Data records for software interfaces
== == ==

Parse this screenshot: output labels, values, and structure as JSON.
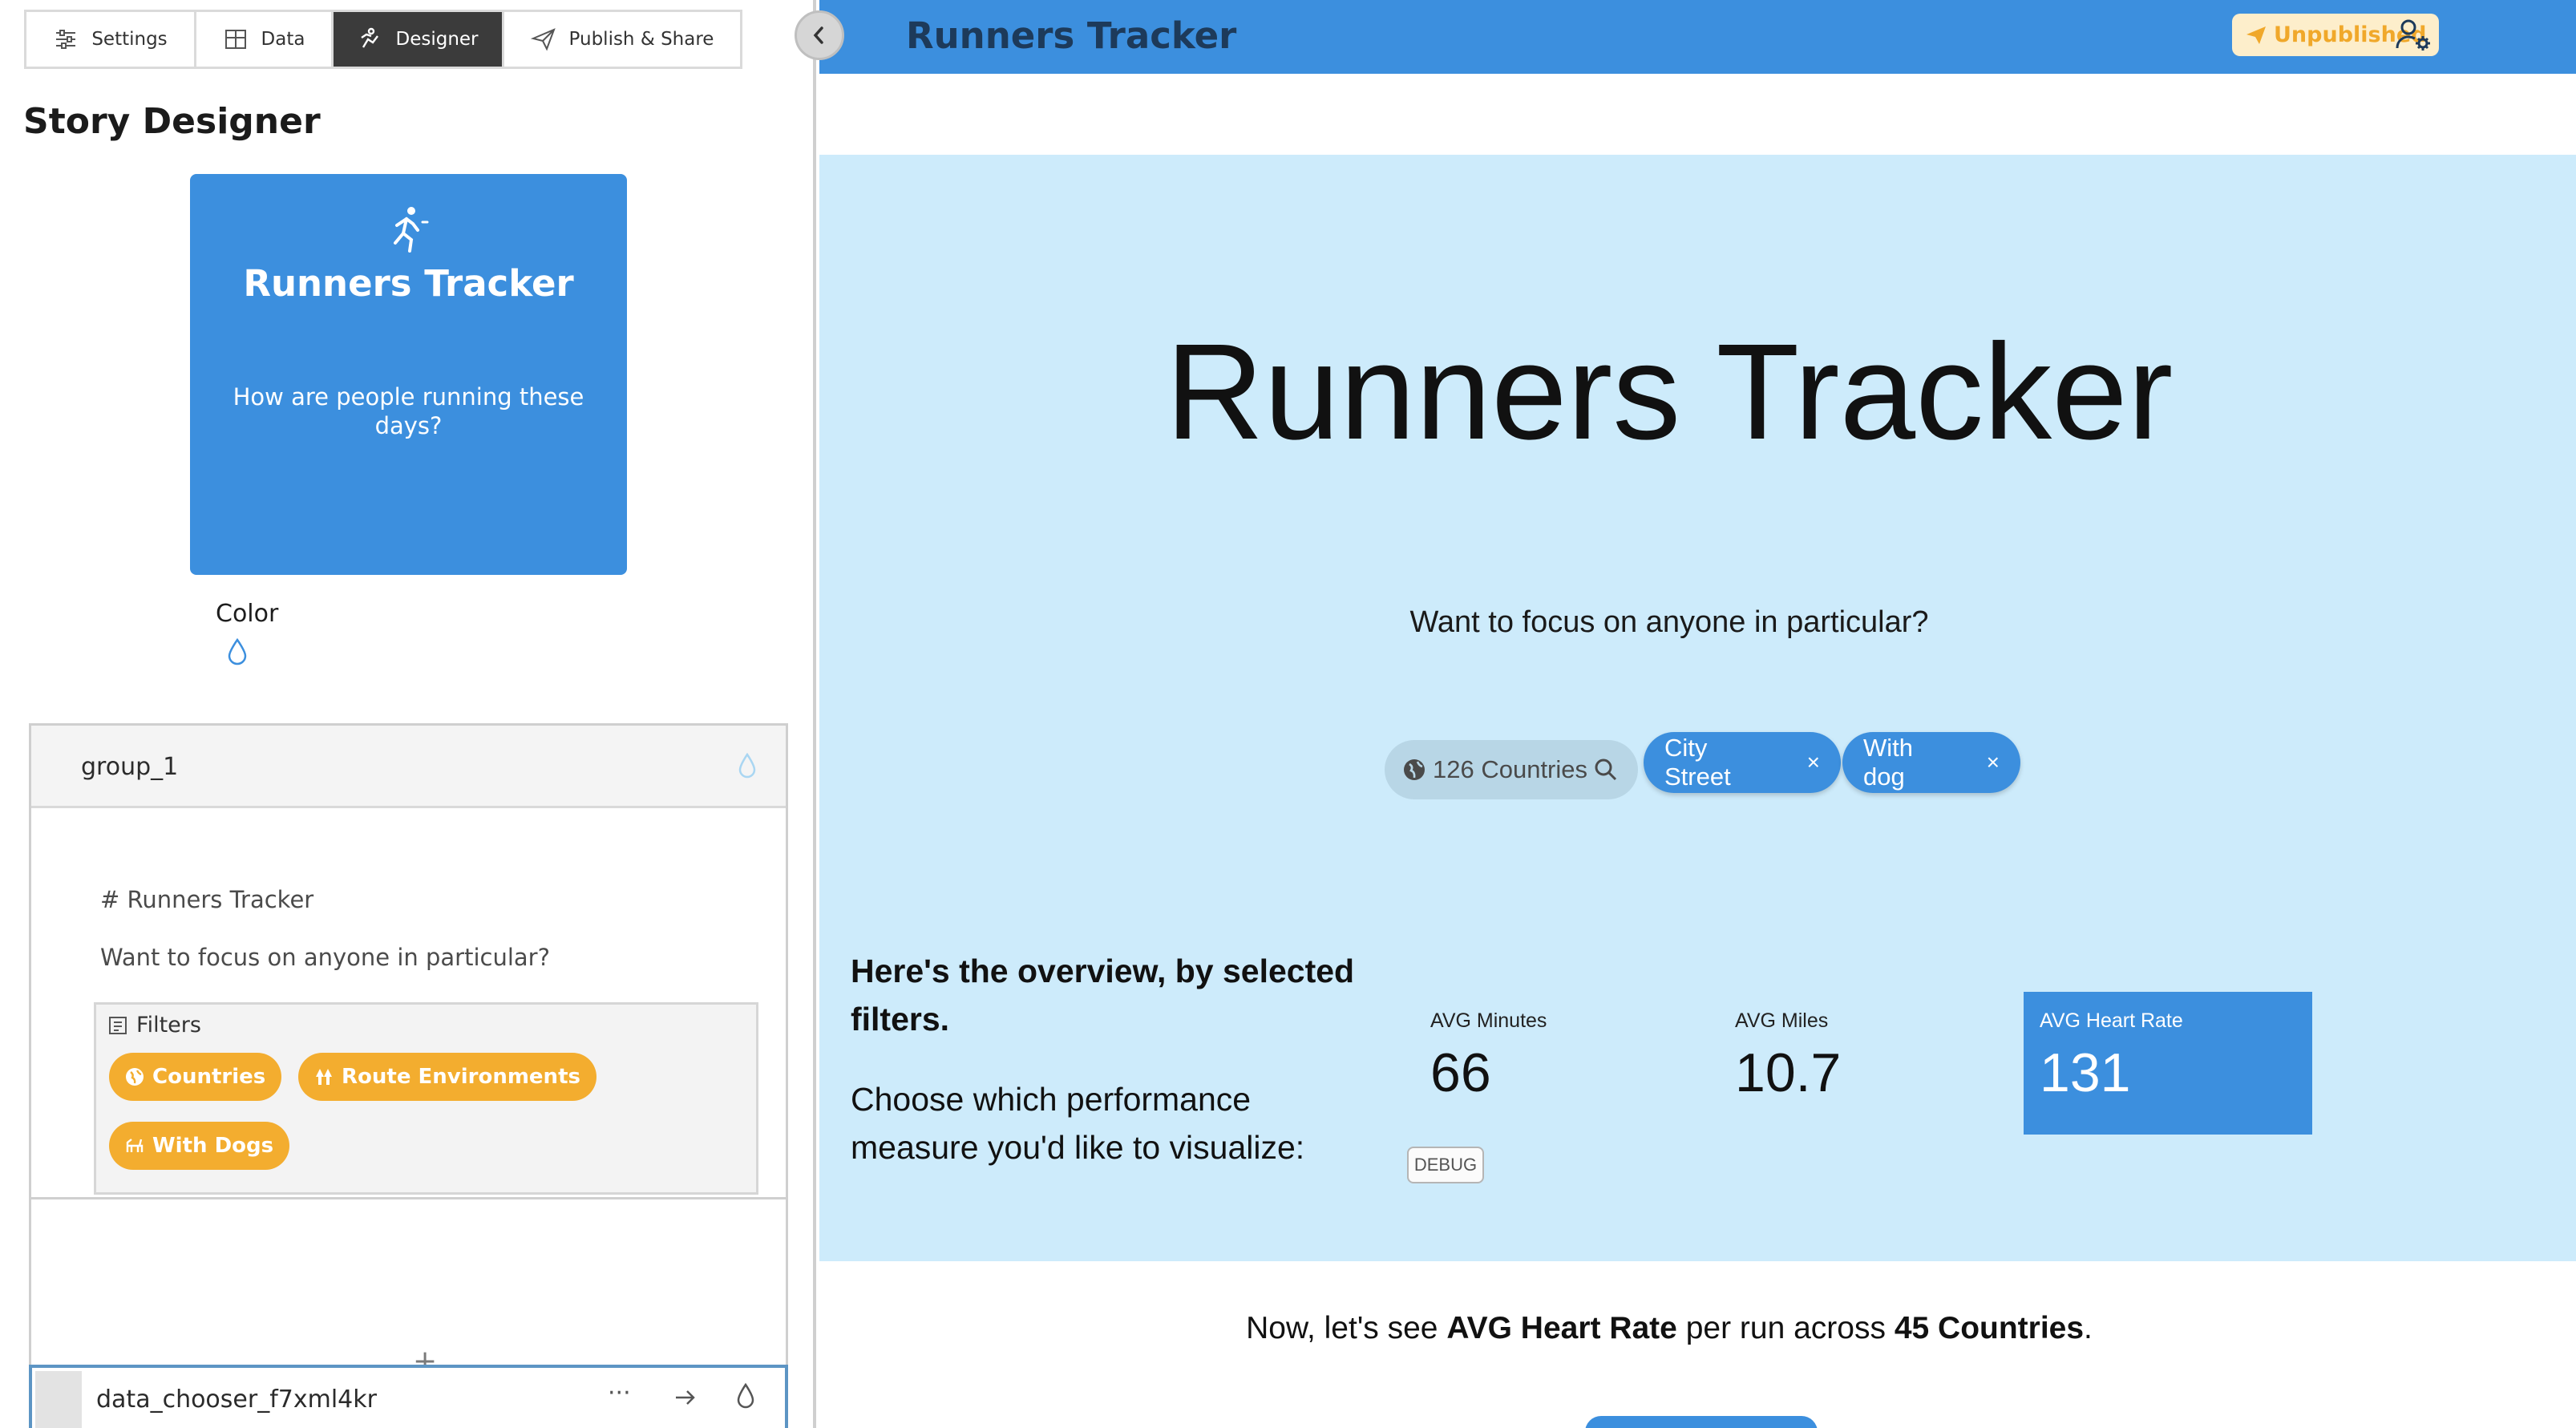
{
  "left": {
    "tabs": [
      {
        "label": "Settings",
        "icon": "sliders-icon"
      },
      {
        "label": "Data",
        "icon": "table-icon"
      },
      {
        "label": "Designer",
        "icon": "designer-icon",
        "active": true
      },
      {
        "label": "Publish & Share",
        "icon": "send-icon"
      }
    ],
    "panel_title": "Story Designer",
    "cover": {
      "icon": "runner-icon",
      "title": "Runners Tracker",
      "subtitle": "How are people running these days?",
      "color": "#3c8fde"
    },
    "color_label": "Color",
    "group": {
      "name": "group_1",
      "markdown_line1": "# Runners Tracker",
      "markdown_line2": "Want to focus on anyone in particular?",
      "filters_label": "Filters",
      "filters": [
        {
          "label": "Countries",
          "icon": "globe-icon"
        },
        {
          "label": "Route Environments",
          "icon": "trees-icon"
        },
        {
          "label": "With Dogs",
          "icon": "dog-icon"
        }
      ],
      "filter_color": "#f3ad2f"
    },
    "add_symbol": "+",
    "chooser": {
      "name": "data_chooser_f7xml4kr",
      "more": "···"
    }
  },
  "preview": {
    "app_title": "Runners Tracker",
    "status": "Unpublished",
    "hero_title": "Runners Tracker",
    "hero_subtitle": "Want to focus on anyone in particular?",
    "country_filter": "126 Countries",
    "selected_chips": [
      {
        "label": "City Street",
        "close": "×"
      },
      {
        "label": "With dog",
        "close": "×"
      }
    ],
    "overview_heading": "Here's the overview, by selected filters.",
    "overview_instruction": "Choose which performance measure you'd like to visualize:",
    "metrics": [
      {
        "label": "AVG Minutes",
        "value": "66"
      },
      {
        "label": "AVG Miles",
        "value": "10.7"
      },
      {
        "label": "AVG Heart Rate",
        "value": "131",
        "selected": true
      }
    ],
    "debug_label": "DEBUG",
    "summary": {
      "prefix": "Now, let's see ",
      "metric": "AVG Heart Rate",
      "middle": " per run across ",
      "scope": "45 Countries",
      "suffix": "."
    },
    "colors": {
      "topbar": "#3c8fde",
      "hero_bg": "#cdebfb",
      "badge_bg": "#fdeecb",
      "badge_text": "#f0a82a"
    }
  }
}
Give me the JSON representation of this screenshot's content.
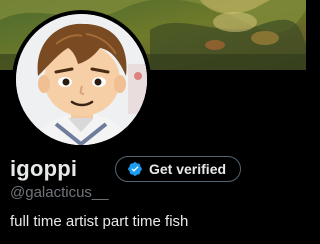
{
  "profile": {
    "display_name": "igoppi",
    "handle": "@galacticus__",
    "bio": "full time artist part time fish",
    "get_verified_label": "Get verified"
  },
  "banner": {
    "description_icon": "banner-image"
  },
  "avatar": {
    "icon": "mii-avatar-icon"
  },
  "colors": {
    "background": "#000000",
    "primary_text": "#e7e9ea",
    "secondary_text": "#71767b",
    "button_border": "#536471",
    "verified_blue": "#1d9bf0"
  }
}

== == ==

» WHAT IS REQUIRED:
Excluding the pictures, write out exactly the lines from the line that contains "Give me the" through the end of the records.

» YOUR SOLUTION:
Give me the JSON representation of this screenshot's content.
{
  "profile": {
    "display_name": "igoppi",
    "handle": "@galacticus__",
    "bio": "full time artist part time fish",
    "get_verified_label": "Get verified"
  },
  "banner": {
    "description_icon": "banner-image"
  },
  "avatar": {
    "icon": "mii-avatar-icon"
  },
  "colors": {
    "background": "#000000",
    "primary_text": "#e7e9ea",
    "secondary_text": "#71767b",
    "button_border": "#536471",
    "verified_blue": "#1d9bf0"
  }
}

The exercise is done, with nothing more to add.